- TASK TO CARRY OUT: Everything in the records below is to be reproduced exactly, apart from the images.

- DATA FOR ANALYSIS:

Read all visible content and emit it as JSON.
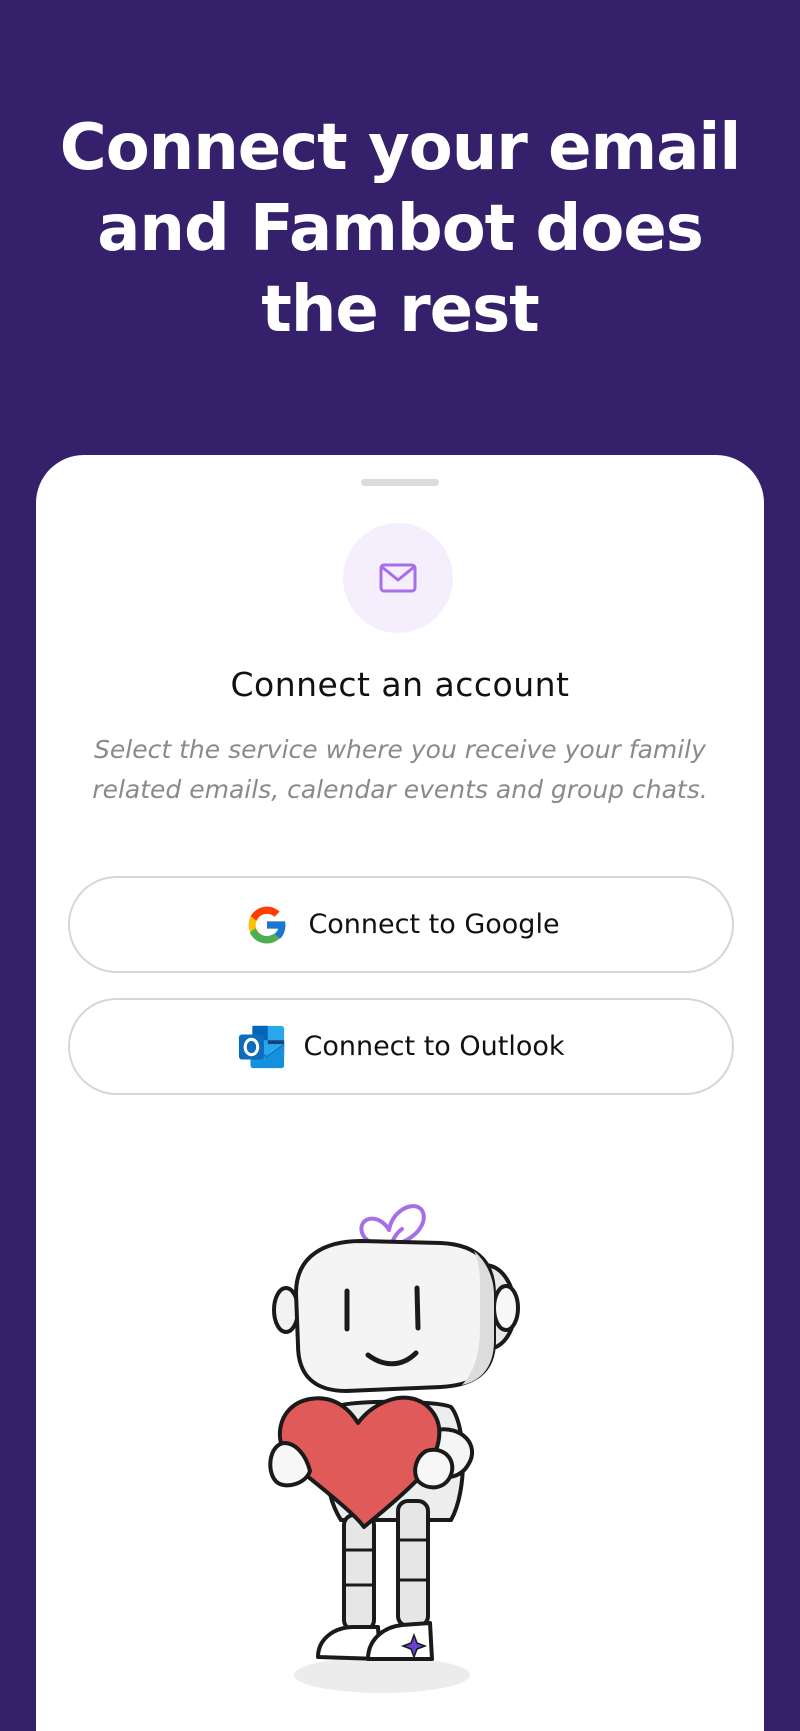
{
  "header": {
    "line1": "Connect your email",
    "line2": "and Fambot does",
    "line3": "the rest"
  },
  "sheet": {
    "icon": "mail-icon",
    "title": "Connect an account",
    "subtitle": "Select the service where you receive your family related emails, calendar events and group chats."
  },
  "buttons": {
    "google": {
      "label": "Connect to Google",
      "icon": "google-icon"
    },
    "outlook": {
      "label": "Connect to Outlook",
      "icon": "outlook-icon"
    }
  },
  "illustration": {
    "name": "robot-holding-heart"
  },
  "colors": {
    "background": "#35206b",
    "accent": "#a66ee8",
    "heart": "#e05a5a"
  }
}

- EXERCISE ANSWER:
Read all visible content and emit it as JSON.
{
  "header": {
    "line1": "Connect your email",
    "line2": "and Fambot does",
    "line3": "the rest"
  },
  "sheet": {
    "icon": "mail-icon",
    "title": "Connect an account",
    "subtitle": "Select the service where you receive your family related emails, calendar events and group chats."
  },
  "buttons": {
    "google": {
      "label": "Connect to Google",
      "icon": "google-icon"
    },
    "outlook": {
      "label": "Connect to Outlook",
      "icon": "outlook-icon"
    }
  },
  "illustration": {
    "name": "robot-holding-heart"
  },
  "colors": {
    "background": "#35206b",
    "accent": "#a66ee8",
    "heart": "#e05a5a"
  }
}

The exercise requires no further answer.